Is your iCloud password in danger?

This week, Groton Pixel is advising clients to take note of an emerging threat to accounts on Apple’s iCloud, the virtual drive you may have gotten with your iPhone, iPad, iPod, or iTunes.  Apple’s iCloud security is generally well-regarded, but is a popular target for hackers and has recently been subject to embarrassing breaches including the release of a nude photos stolen from a number of celebrity accounts.

The newest threat comes in the form of a tool called iDict, which supposedly allows hackers to use brute force attack to bypass Apple’s most effective security measures. A brute force attack uses an automated program like iDict to make a large number of wild guesses at a password until it stumbles upon the right one. It works because many people choose a password that’s easy to remember over one that’s hard to guess, and especially because we have some very common strategies for making things easy to remember.

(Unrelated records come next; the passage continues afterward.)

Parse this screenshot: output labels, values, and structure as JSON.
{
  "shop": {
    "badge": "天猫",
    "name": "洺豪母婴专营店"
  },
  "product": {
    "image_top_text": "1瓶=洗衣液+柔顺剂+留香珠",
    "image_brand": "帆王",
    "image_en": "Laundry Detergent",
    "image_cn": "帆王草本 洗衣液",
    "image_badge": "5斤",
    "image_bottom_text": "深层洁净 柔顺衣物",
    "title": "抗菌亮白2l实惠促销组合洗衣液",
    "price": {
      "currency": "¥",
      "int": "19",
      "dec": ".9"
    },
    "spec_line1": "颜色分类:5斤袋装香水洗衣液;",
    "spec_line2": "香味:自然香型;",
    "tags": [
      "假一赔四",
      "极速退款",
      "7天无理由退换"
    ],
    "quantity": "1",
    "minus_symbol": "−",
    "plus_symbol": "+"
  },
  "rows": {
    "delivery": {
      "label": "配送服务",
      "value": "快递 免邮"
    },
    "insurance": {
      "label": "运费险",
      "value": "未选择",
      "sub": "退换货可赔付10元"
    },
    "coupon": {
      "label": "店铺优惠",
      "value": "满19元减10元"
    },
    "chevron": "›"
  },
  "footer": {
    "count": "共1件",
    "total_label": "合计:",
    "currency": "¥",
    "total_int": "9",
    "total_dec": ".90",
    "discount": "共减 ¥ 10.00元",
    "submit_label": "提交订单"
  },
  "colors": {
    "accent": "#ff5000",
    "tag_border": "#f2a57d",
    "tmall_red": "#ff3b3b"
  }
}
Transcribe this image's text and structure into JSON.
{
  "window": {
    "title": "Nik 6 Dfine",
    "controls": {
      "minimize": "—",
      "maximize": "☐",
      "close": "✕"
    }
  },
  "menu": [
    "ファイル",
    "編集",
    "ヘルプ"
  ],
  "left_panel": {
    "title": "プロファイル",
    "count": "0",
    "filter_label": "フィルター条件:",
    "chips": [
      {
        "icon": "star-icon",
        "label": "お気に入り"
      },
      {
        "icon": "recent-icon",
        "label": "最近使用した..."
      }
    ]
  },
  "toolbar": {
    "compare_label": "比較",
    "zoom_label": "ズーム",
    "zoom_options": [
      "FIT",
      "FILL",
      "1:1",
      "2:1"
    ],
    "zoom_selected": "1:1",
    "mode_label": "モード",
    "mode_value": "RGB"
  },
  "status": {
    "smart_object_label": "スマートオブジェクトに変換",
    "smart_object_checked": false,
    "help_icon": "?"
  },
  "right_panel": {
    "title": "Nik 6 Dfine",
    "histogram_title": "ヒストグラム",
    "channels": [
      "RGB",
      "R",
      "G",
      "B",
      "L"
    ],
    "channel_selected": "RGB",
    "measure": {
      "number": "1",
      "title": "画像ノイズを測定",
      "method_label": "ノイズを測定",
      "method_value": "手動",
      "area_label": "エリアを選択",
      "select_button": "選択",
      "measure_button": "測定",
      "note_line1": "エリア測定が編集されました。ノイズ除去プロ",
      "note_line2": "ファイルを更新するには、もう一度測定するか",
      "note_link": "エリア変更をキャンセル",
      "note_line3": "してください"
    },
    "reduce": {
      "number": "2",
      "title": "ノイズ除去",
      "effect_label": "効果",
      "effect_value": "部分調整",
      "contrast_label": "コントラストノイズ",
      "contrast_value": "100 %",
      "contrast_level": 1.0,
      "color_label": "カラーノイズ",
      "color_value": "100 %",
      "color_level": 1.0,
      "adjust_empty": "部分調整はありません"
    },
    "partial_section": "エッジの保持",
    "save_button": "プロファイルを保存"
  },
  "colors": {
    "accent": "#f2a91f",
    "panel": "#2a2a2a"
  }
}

  • If your password is the word “Password” with a number appended to it, you may be vulnerable to a brute force attack.
  • If your password includes a dictionary word, common name, nickname, pet name, or short phrase, you may be vulnerable to a brute force attack. And yes, the hackers are on to your trick of replacing S’s with 5, or a’s with @’s, or I’s with 1’s, and so on.
  • If your password is some variation of a celebrity, literary character, or athlete’s name, you may be vulnerable to a brute force attack.
  • If your password is a string of keystrokes in the order they appear on your keyboard, such as “Qwerty” or “!QAZ2wsx,” you may be vulnerable to a brute force attack.

The good news is that iDict’s brute force attacks can only break passwords included in the program’s dictionary, which are likely to be a finite list of the most commonly used passwords.

For this particular threat to this particular account, your best remedy is to immediately change your iCloud password if it falls into one of these easy-to-guess categories. And while you’re at it, do the same for all of your other accounts.

For optimal protection against brute force attacks, choose a longer password and mix upper case, lower case, numbers, and symbols.

Posted in Security
Tagged with: , , ,

Leave a Reply